Remember in Portal how you escape the test rooms and start working your way through the parts of Aperture where you’re not supposed to be? You feel like a real rebel, sneaking through the seedy, unkempt underbelly of Aperture. You get glimpses of offices where scientists would have worked had they not all been gassed to death, you see the broken and untidy parts of the place that GLaDOS can’t maintain or just doesn’t bother to. In Portal 2, you get this experience again, only better. Different. Deeper.

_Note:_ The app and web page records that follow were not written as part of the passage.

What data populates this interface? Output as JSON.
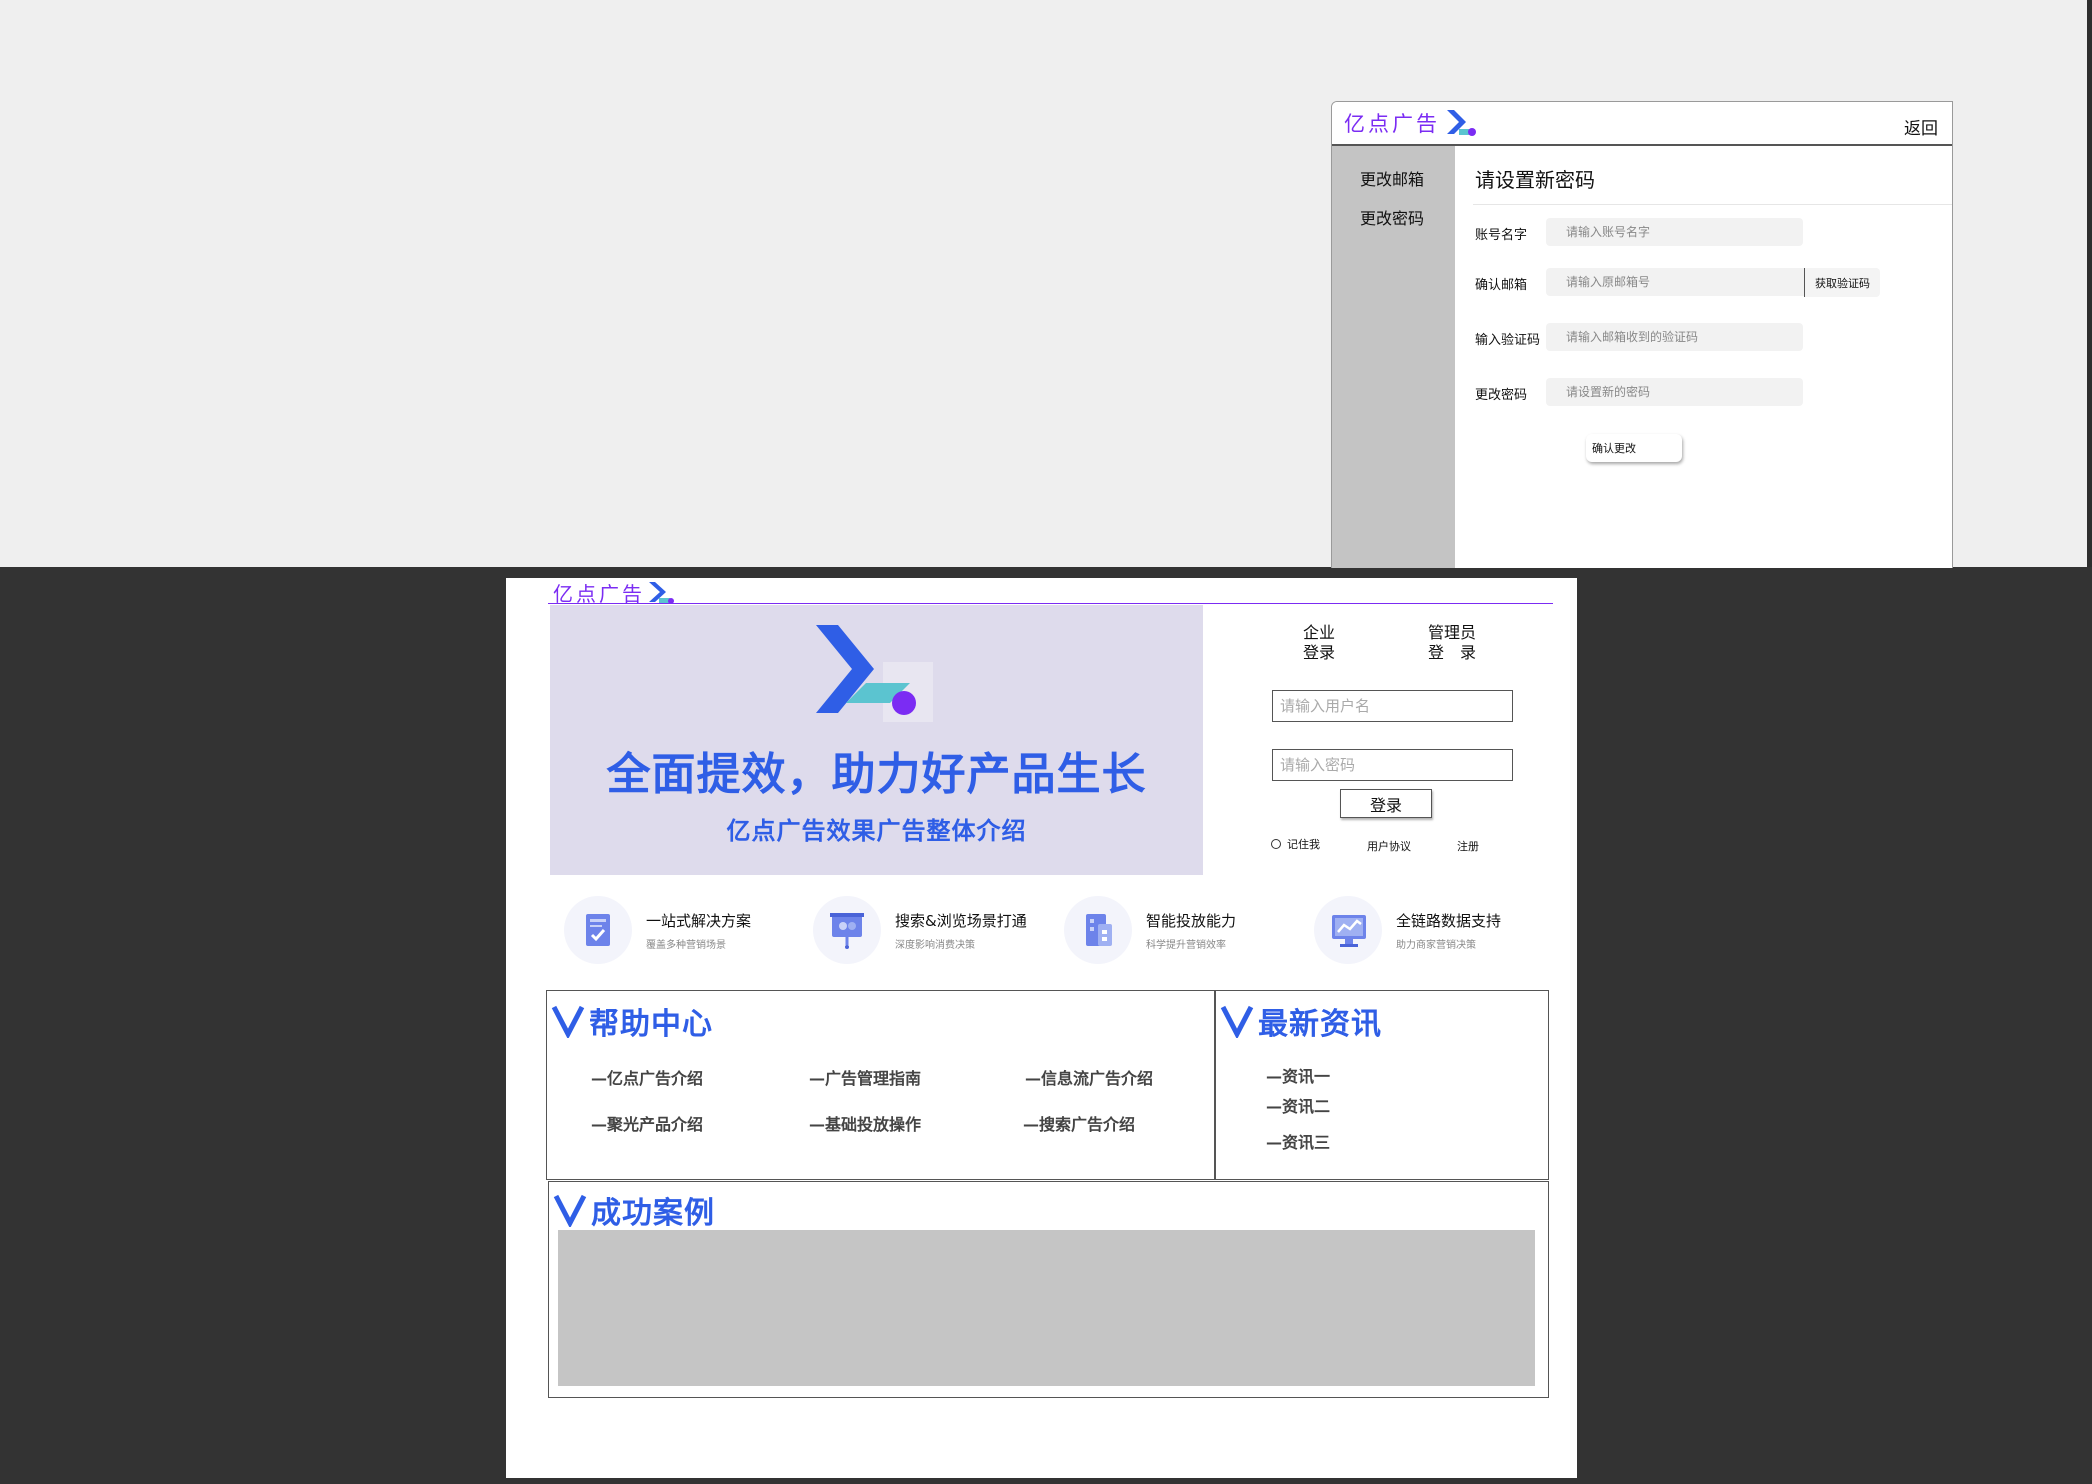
{
  "brand": {
    "logo_text": "亿点广告"
  },
  "settings": {
    "back_label": "返回",
    "sidebar": [
      {
        "label": "更改邮箱"
      },
      {
        "label": "更改密码"
      }
    ],
    "title": "请设置新密码",
    "fields": [
      {
        "label": "账号名字",
        "placeholder": "请输入账号名字",
        "value": ""
      },
      {
        "label": "确认邮箱",
        "placeholder": "请输入原邮箱号",
        "value": ""
      },
      {
        "label": "输入验证码",
        "placeholder": "请输入邮箱收到的验证码",
        "value": ""
      },
      {
        "label": "更改密码",
        "placeholder": "请设置新的密码",
        "value": ""
      }
    ],
    "get_code_label": "获取验证码",
    "confirm_label": "确认更改"
  },
  "home": {
    "banner": {
      "headline": "全面提效，助力好产品生长",
      "subline": "亿点广告效果广告整体介绍"
    },
    "login": {
      "tabs": [
        {
          "line1": "企业",
          "line2": "登录"
        },
        {
          "line1": "管理员",
          "line2": "登　录"
        }
      ],
      "username_placeholder": "请输入用户名",
      "password_placeholder": "请输入密码",
      "username_value": "",
      "password_value": "",
      "login_label": "登录",
      "remember_label": "记住我",
      "agreement_label": "用户协议",
      "register_label": "注册"
    },
    "features": [
      {
        "title": "一站式解决方案",
        "desc": "覆盖多种营销场景",
        "icon": "document-check-icon"
      },
      {
        "title": "搜索&浏览场景打通",
        "desc": "深度影响消费决策",
        "icon": "presentation-board-icon"
      },
      {
        "title": "智能投放能力",
        "desc": "科学提升营销效率",
        "icon": "building-grid-icon"
      },
      {
        "title": "全链路数据支持",
        "desc": "助力商家营销决策",
        "icon": "monitor-chart-icon"
      }
    ],
    "help_center": {
      "title": "帮助中心",
      "links": [
        "—亿点广告介绍",
        "—广告管理指南",
        "—信息流广告介绍",
        "—聚光产品介绍",
        "—基础投放操作",
        "—搜索广告介绍"
      ]
    },
    "news": {
      "title": "最新资讯",
      "items": [
        "—资讯一",
        "—资讯二",
        "—资讯三"
      ]
    },
    "cases": {
      "title": "成功案例"
    }
  },
  "colors": {
    "accent": "#2f5ee6",
    "brand_purple": "#7b2cf3",
    "teal": "#5bc4d0",
    "banner_bg": "#dedbec",
    "sidebar_bg": "#c4c4c4"
  }
}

Inititally, you start off pretty much where Portal did, only way in the future. The entire lab has begun to fall apart and become overgrown. Since you killed GLaDOS in Portal, there’s been nobody there to maintain the place, so it’s gone to shit. Everything’s broken and ruined. It feels nostalgic to be in the old test chambers, yet you’re like “Oh man this is freaky what the fuck happened here”. Yeah I couldn’t think of clever words for that part. Anyway. Shortly afterwards, the facility starts to get back to its old self again once you get things back up and running. But later, you end up waaaay underground, in the original Aperture labs in a salt mine. It’s all 1940s styled and rusted and ruined. It’s a really cool sight to see and gives you this sudden reveal of how Aperture started. Suddenly it’s not a mysterious lab where an evil robot makes little white rats jump through hoops forever. It’s got a human face. A human face with incredibly questionable morals and ethics, but a human face nonetheless. Whatever, I thought it was awesome.

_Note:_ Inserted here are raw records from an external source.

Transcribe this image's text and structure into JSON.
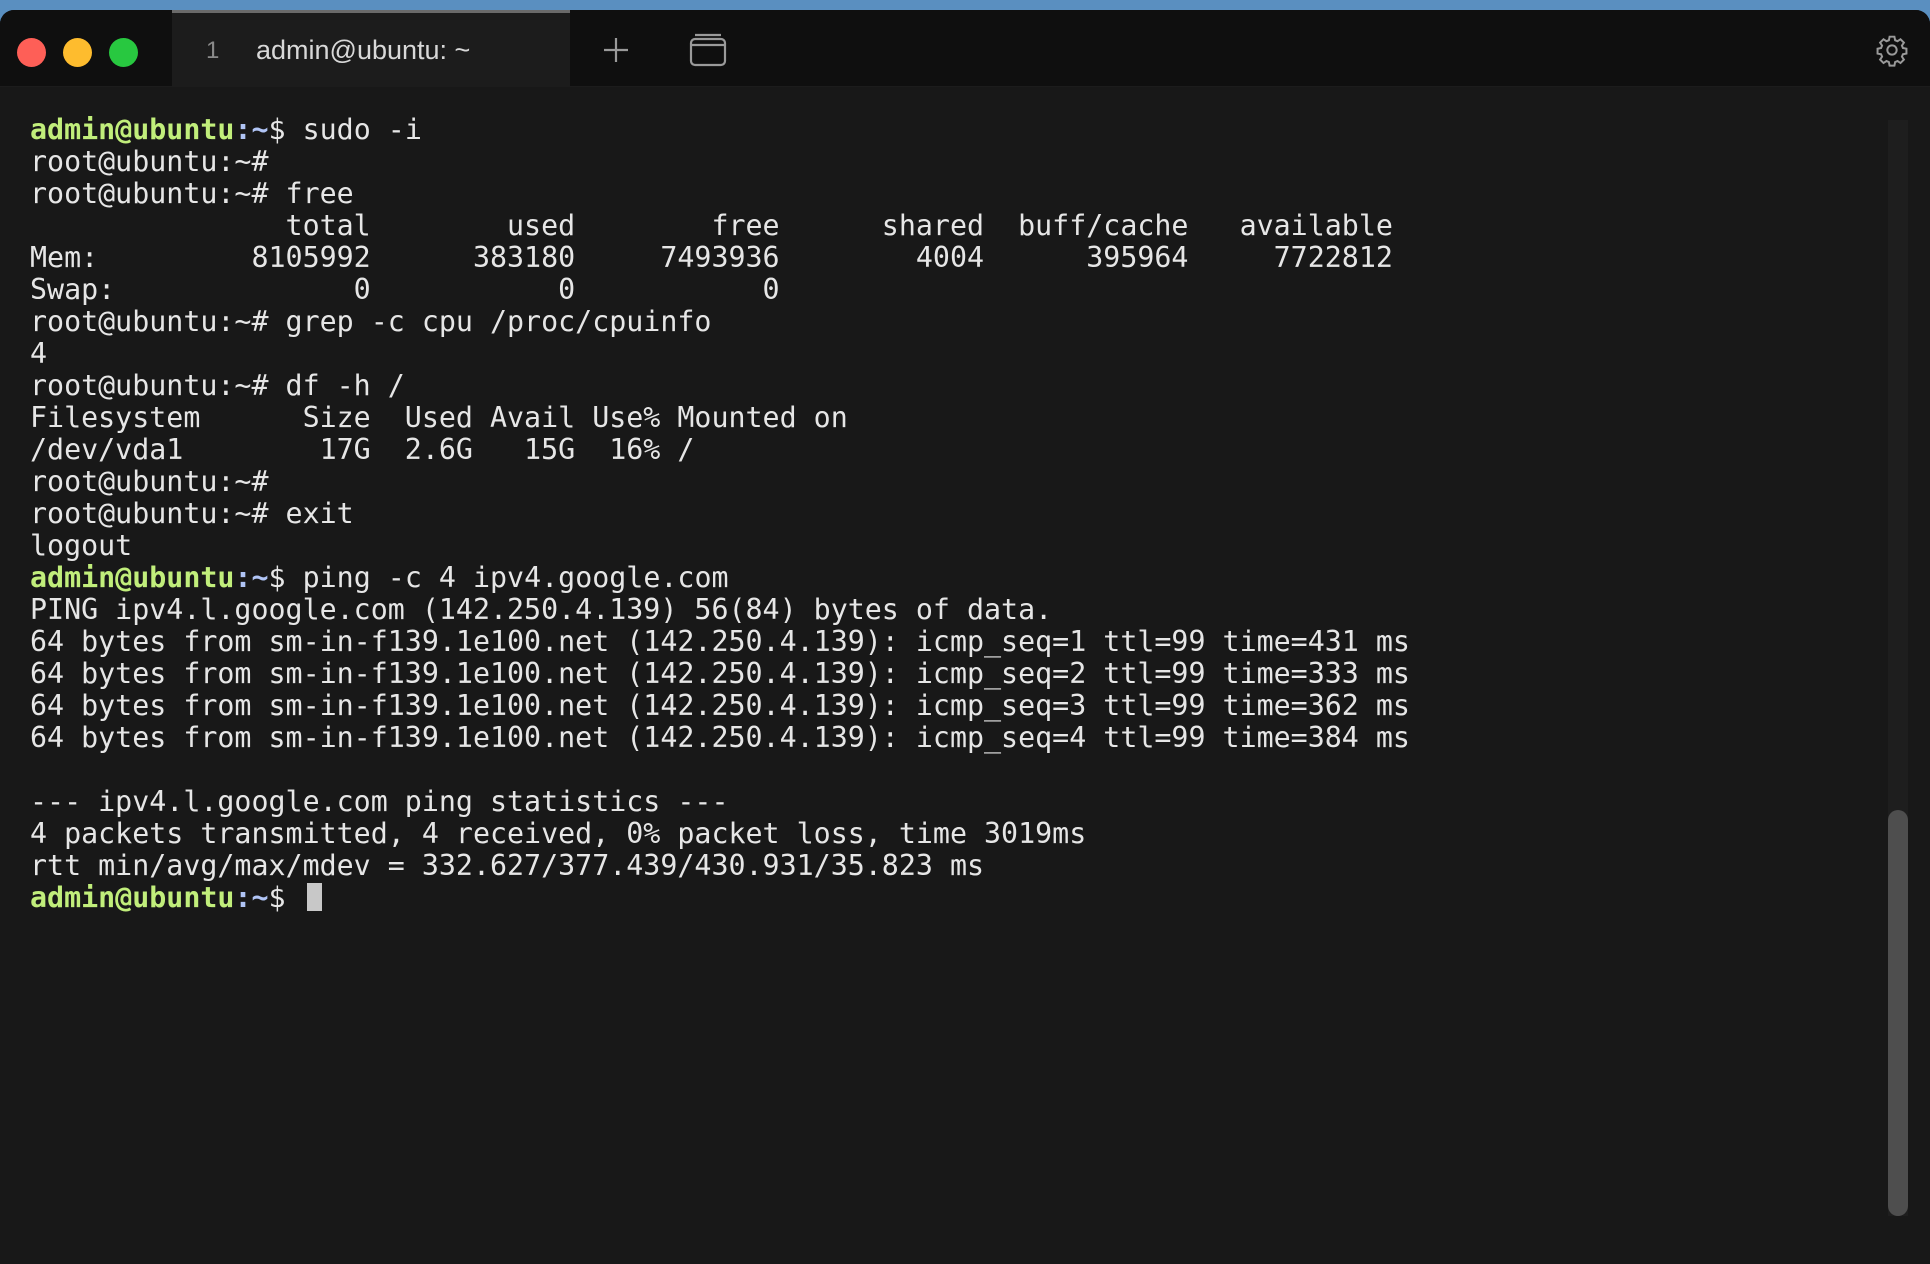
{
  "tab": {
    "index": "1",
    "title": "admin@ubuntu: ~"
  },
  "colors": {
    "user_prompt": "#c1ee7b",
    "path": "#b0c4f5",
    "text": "#e6e6e6",
    "background": "#181818"
  },
  "icons": {
    "new_tab": "plus-icon",
    "tab_overview": "tabs-overview-icon",
    "settings": "gear-icon"
  },
  "terminal": {
    "lines": [
      {
        "user": "admin@ubuntu",
        "path": "~",
        "sym": "$",
        "cmd": " sudo -i"
      },
      {
        "text": "root@ubuntu:~#"
      },
      {
        "text": "root@ubuntu:~# free"
      },
      {
        "text": "               total        used        free      shared  buff/cache   available"
      },
      {
        "text": "Mem:         8105992      383180     7493936        4004      395964     7722812"
      },
      {
        "text": "Swap:              0           0           0"
      },
      {
        "text": "root@ubuntu:~# grep -c cpu /proc/cpuinfo"
      },
      {
        "text": "4"
      },
      {
        "text": "root@ubuntu:~# df -h /"
      },
      {
        "text": "Filesystem      Size  Used Avail Use% Mounted on"
      },
      {
        "text": "/dev/vda1        17G  2.6G   15G  16% /"
      },
      {
        "text": "root@ubuntu:~#"
      },
      {
        "text": "root@ubuntu:~# exit"
      },
      {
        "text": "logout"
      },
      {
        "user": "admin@ubuntu",
        "path": "~",
        "sym": "$",
        "cmd": " ping -c 4 ipv4.google.com"
      },
      {
        "text": "PING ipv4.l.google.com (142.250.4.139) 56(84) bytes of data."
      },
      {
        "text": "64 bytes from sm-in-f139.1e100.net (142.250.4.139): icmp_seq=1 ttl=99 time=431 ms"
      },
      {
        "text": "64 bytes from sm-in-f139.1e100.net (142.250.4.139): icmp_seq=2 ttl=99 time=333 ms"
      },
      {
        "text": "64 bytes from sm-in-f139.1e100.net (142.250.4.139): icmp_seq=3 ttl=99 time=362 ms"
      },
      {
        "text": "64 bytes from sm-in-f139.1e100.net (142.250.4.139): icmp_seq=4 ttl=99 time=384 ms"
      },
      {
        "text": ""
      },
      {
        "text": "--- ipv4.l.google.com ping statistics ---"
      },
      {
        "text": "4 packets transmitted, 4 received, 0% packet loss, time 3019ms"
      },
      {
        "text": "rtt min/avg/max/mdev = 332.627/377.439/430.931/35.823 ms"
      },
      {
        "user": "admin@ubuntu",
        "path": "~",
        "sym": "$",
        "cmd": " ",
        "cursor": true
      }
    ]
  }
}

The puzzles take whole new twists, too. You’re not just using the dual portal gun any more. Now you’ve got repulsion gel which makes you bounce off walls, ceilings and floors, you’ve got speed gel which makes you run super fast, moon-dust gel which enables you to place portals on whatever surface you cover in it, anti-gravity beams that help you move objects around, light-bridges which you can send through portals to create surfaces on which to stand, laser beams which you can redirect to activate circuits or just light things on fire with. God damn, the puzzles got busted wide open with all that extra stuff. Thinking with portals isn’t quite enough now.

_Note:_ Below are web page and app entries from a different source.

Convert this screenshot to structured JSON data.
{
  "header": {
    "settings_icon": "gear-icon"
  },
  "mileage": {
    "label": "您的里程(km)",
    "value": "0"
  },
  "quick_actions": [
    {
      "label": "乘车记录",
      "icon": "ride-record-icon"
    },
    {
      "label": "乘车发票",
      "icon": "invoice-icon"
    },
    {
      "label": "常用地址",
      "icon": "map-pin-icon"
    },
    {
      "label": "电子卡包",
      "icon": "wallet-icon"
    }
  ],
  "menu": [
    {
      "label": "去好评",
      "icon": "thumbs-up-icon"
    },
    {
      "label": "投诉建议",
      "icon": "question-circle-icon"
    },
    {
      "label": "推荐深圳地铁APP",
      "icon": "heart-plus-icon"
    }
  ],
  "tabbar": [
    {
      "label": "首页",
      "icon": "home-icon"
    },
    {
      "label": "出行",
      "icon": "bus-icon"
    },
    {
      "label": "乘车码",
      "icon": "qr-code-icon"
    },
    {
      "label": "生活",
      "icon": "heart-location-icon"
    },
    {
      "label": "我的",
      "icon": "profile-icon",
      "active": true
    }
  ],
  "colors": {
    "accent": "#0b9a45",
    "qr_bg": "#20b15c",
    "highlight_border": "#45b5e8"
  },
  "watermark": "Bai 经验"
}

I’m really rambling at this point so I’m gonna try to focus things for the remainder of this review. Here’s a summary of things I’ve said so far if you had the sense to skip ahead: Portal 2 is like Portal on steroids. The dialogue is better, the puzzles are better, the setting has been given an amazing series of twsists and allows you to see and learn much more of Aperture and its characters, it’s longer, it’s funnier, it’s more of a fully fledged game than the first one was, and on top of all of that it now has co-op multiplayer with even more fiendishly clever puzzles and hilarious ways to troll your friends.
Now that I’ve summarized all that, I’ll talk a little about the co-op. It’s a good 6-7 hours long, will make you laugh throughout, and think like crazy. It will also probably make you hate your friend. The bulk of the coolest and most innovative puzzles are in co-op mode rather than singleplayer. Having those extra portals makes things a little more complex, and there are some really kickass moments of realization when you and your friend figure out the solution.
Anyway, that’s about all I can really say. Portal 2 was an absolutely fantastic game. Valve put in a lot of effort to make it great. I don’t think it has any major flaws at all, so I’ve given it the coveted S grade, making it, I think, the third game we’ve ever given it to. Maybe fourth or something. Portal 2 straddles the relatively fine line between A+ and S, though. It was a tough call, but I think it earned the S. You might be interested in checking out Yahtzee’s Zero Punctuation for Portal 2 as well.
Final verdict: S
Final playtime: 6 hours single player, 6-7 hours multiplayer